Other 'riverly' leaders spotted in the crowd included: LARRC Board Members Bruce Saito and Daphne Zuniga; LA Mayor's Office Liaison Romel Pascual; LA River Committee Liaison Lupe Vela; US Army Corps of Engineers Planning Chief Josephine Axt; LA Bureau of Engineering's Deborah Weintraub; LA River Office Director Dr. Carol Armstrong with staffers Larry Hsu and Megan Whalen; CRA's Jason Neville; TreePeople's Andy Lipkis; Landscape Architect Mia Lehrer; Master Gardener Glen Dake; and the Trust for Public Land's Carolyn Ramsay.
Wednesday, September 7, 2011
The EIR preparation, a result of the County Board of Supervisors' vote a few months ago to require County staff to conduct a full EIR on the sediment removal project, rather than move forward with construction under 'emergency' circumstances, requires public scoping meetings, an initial study preparation, a public comment period, and a draft EIR report. As a general rule, this process takes about two years to complete, unless expedited.
The first public scoping meeting will be held on Wednesday, October 5th at 6:30pm at Pasadena's Rose Bowl in the Stadium Locker Room, 1001 Rose Bowl Drive (Park in Lot F, Enter at Gate C). The second scoping meeting will be held on Saturday, October 15th, at 9:00am in the cafeteria at La Canada High School, 4463 Oak Grove Drive, La Canada.
LA County has created a website that discusses both the EIR process and the current Interim Measures Project (IMP) that is removing sediment directly behind Devil's Gate Dam with sediment storage on the former Johnson Field in the Hahamongna. Click this blog's headline to be taken directly to that site.
Friday, September 2, 2011
I did not personally know Don, but all of us who walk, hike, or horseback ride along the Arroyo Seco, especially in the Lower Arroyo Nature Park, knew who Don was.
Three days a week, there he was on his trusty steed, reminding walkers to keep their dogs on leash, admonishing park users not to throw trash on the ground, and cheerily giving directions and offering local color for those visitors who were lost or disoriented.
Even though Don and I only knew each other by the friendly wave that all Arroyo Lovers share, we were kindred spirits. In our own way, we each showed our love for the Arroyo by reminding visitors (and their dogs) all the time to respect our special natural area by picking up trash and doggie doo and staying on trails so that native plant life and endangered species would not be damaged.

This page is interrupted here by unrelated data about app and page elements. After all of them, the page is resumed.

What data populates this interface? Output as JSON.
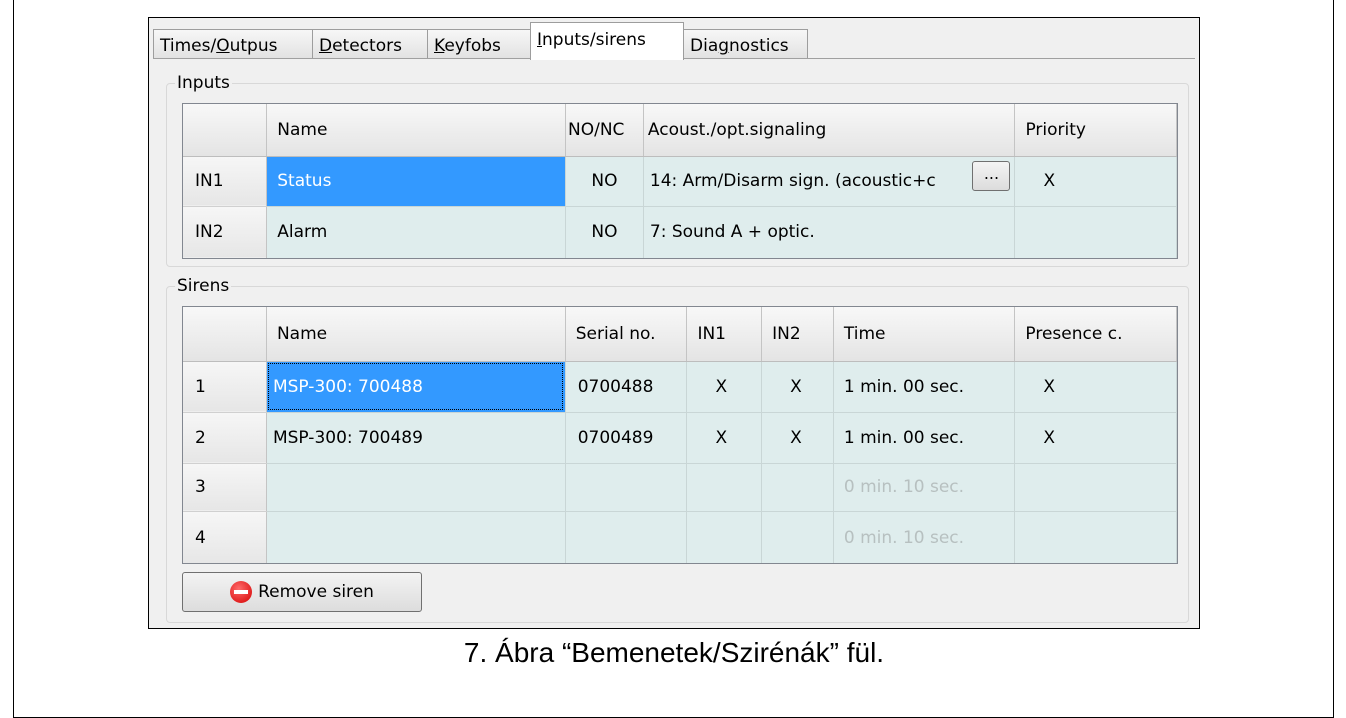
{
  "tabs": [
    {
      "label_pre": "Times/",
      "label_ul": "O",
      "label_post": "utpus"
    },
    {
      "label_pre": "",
      "label_ul": "D",
      "label_post": "etectors"
    },
    {
      "label_pre": "",
      "label_ul": "K",
      "label_post": "eyfobs"
    },
    {
      "label_pre": "",
      "label_ul": "I",
      "label_post": "nputs/sirens"
    },
    {
      "label_pre": "Dia",
      "label_ul": "g",
      "label_post": "nostics"
    }
  ],
  "active_tab": "Inputs/sirens",
  "inputs": {
    "group_label": "Inputs",
    "columns": [
      "",
      "Name",
      "NO/NC",
      "Acoust./opt.signaling",
      "Priority"
    ],
    "rows": [
      {
        "id": "IN1",
        "name": "Status",
        "nonc": "NO",
        "signaling": "14: Arm/Disarm sign. (acoustic+c",
        "priority": "X"
      },
      {
        "id": "IN2",
        "name": "Alarm",
        "nonc": "NO",
        "signaling": "7: Sound A + optic.",
        "priority": ""
      }
    ],
    "ellipsis_label": "..."
  },
  "sirens": {
    "group_label": "Sirens",
    "columns": [
      "",
      "Name",
      "Serial no.",
      "IN1",
      "IN2",
      "Time",
      "Presence c."
    ],
    "rows": [
      {
        "id": "1",
        "name": "MSP-300: 700488",
        "serial": "0700488",
        "in1": "X",
        "in2": "X",
        "time": "1 min. 00 sec.",
        "presence": "X"
      },
      {
        "id": "2",
        "name": "MSP-300: 700489",
        "serial": "0700489",
        "in1": "X",
        "in2": "X",
        "time": "1 min. 00 sec.",
        "presence": "X"
      },
      {
        "id": "3",
        "name": "",
        "serial": "",
        "in1": "",
        "in2": "",
        "time": "0 min. 10 sec.",
        "presence": ""
      },
      {
        "id": "4",
        "name": "",
        "serial": "",
        "in1": "",
        "in2": "",
        "time": "0 min. 10 sec.",
        "presence": ""
      }
    ]
  },
  "remove_button": {
    "label": "Remove siren",
    "icon": "no-entry-icon"
  },
  "caption": "7. Ábra “Bemenetek/Szirénák” fül.",
  "colors": {
    "selection": "#3399ff",
    "grid_bg": "#dfeded",
    "window_bg": "#f0f0f0"
  }
}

While I don't know this for a fact because Don and I never shared our tales, I'm willing to bet that we both got 'yelled at' from time to time by people because we politely asked them to leash their dogs or pick up after their four legged friends. I can't recount all the times that snippy know-it-alls told me that their dogs could do 'whatever they want,' even though I had my Arroyo Seco volunteer shirt on and was very polite. Don had the advantage of being an elder statesman of the Arroyo, sitting above the crowd on the back of Maca, but I'm certain he occasionally got some attitude from these whippersnappers, too.
Of course, Don, I and all Arroyo Lovers only ask other users of the trails to be good stewards so that the Arroyo Seco's beautiful riverine parkland will be here in its natural condition for future generations to enjoy. It's too bad that some of our residents and visitors don't share that respect.

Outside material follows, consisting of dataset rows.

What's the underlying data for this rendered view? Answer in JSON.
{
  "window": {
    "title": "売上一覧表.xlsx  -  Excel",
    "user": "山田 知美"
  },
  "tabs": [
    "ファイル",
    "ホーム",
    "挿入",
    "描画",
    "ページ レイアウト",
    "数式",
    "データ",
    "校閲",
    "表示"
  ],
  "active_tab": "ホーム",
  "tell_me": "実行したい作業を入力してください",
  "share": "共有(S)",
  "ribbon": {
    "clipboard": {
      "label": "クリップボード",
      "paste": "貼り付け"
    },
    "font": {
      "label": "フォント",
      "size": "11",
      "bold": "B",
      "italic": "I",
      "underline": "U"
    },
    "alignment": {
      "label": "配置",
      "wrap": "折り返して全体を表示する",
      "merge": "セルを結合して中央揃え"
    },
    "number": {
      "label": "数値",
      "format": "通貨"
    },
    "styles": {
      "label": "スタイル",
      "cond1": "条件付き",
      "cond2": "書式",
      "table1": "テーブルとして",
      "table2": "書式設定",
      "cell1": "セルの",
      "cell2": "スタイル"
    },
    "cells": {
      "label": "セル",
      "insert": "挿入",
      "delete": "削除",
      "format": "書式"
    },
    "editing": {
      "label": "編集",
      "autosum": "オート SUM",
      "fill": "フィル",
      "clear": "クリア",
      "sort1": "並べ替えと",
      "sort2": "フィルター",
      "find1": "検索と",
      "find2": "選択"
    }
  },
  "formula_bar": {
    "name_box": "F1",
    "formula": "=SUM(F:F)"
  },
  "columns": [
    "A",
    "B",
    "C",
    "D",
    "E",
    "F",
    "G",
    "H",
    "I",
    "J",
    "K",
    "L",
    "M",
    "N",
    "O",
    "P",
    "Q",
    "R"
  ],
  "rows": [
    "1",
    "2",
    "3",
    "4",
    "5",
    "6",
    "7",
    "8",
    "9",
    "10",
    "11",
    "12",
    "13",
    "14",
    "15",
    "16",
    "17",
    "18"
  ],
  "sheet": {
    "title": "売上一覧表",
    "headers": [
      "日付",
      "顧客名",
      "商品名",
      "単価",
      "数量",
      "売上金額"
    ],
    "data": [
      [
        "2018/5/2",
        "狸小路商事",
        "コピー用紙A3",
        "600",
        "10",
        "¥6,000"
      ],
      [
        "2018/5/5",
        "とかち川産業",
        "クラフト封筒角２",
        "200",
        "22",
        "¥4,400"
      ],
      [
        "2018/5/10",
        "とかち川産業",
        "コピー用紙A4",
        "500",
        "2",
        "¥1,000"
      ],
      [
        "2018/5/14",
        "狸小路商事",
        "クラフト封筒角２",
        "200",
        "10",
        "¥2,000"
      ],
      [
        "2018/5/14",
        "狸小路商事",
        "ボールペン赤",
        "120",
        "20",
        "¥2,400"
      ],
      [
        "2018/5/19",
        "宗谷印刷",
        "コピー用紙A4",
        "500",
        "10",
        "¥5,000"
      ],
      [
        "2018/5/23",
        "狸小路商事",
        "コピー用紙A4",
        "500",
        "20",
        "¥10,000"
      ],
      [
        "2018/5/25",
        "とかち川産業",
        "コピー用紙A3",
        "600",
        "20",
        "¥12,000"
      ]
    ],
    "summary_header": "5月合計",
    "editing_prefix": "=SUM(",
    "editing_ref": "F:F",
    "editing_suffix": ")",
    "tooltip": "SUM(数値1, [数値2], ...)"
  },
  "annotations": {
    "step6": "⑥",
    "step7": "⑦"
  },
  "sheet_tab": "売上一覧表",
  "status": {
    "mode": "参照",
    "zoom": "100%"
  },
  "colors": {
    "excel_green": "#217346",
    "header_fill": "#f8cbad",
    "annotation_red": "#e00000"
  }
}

A special memorial service open to all will be held at 11 am on September 17th at the First United Methodist Church, 500 E. Colorado Blvd, Pasadena. If Don Zimmerman ever waved to you on the trails or reminded you to put your dog on a leash, you might want to come by to pay your respects.
Don 'patrolled' the Arroyo Seco on horseback for 25 years. I've only been patrolling for 4 years. I think I still have a long way to go to fill his boots.

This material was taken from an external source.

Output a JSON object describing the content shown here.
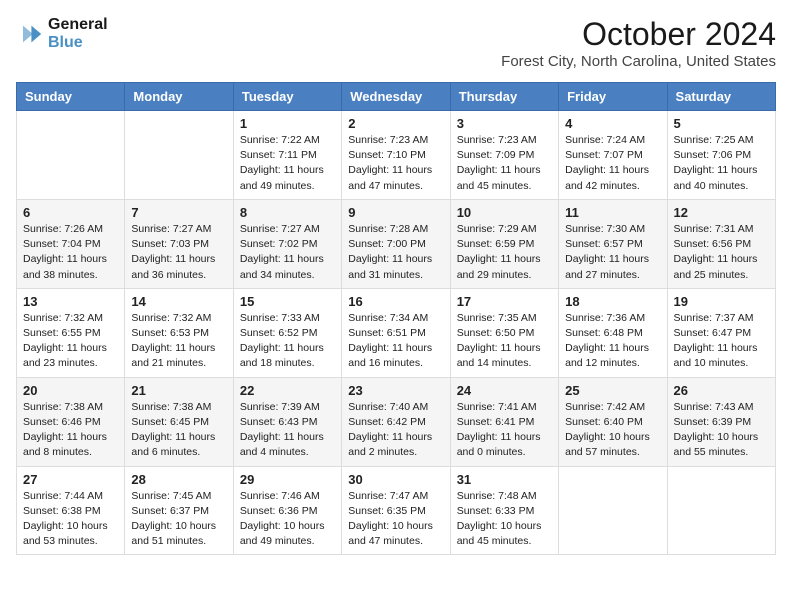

Happy Trails, Don.
And if you're out enjoying the Arroyo Seco this holiday weekend, please show some respect for Don by keeping your dog on its leash and bringing trash/doggie doo bags along with you to clean up after yourself.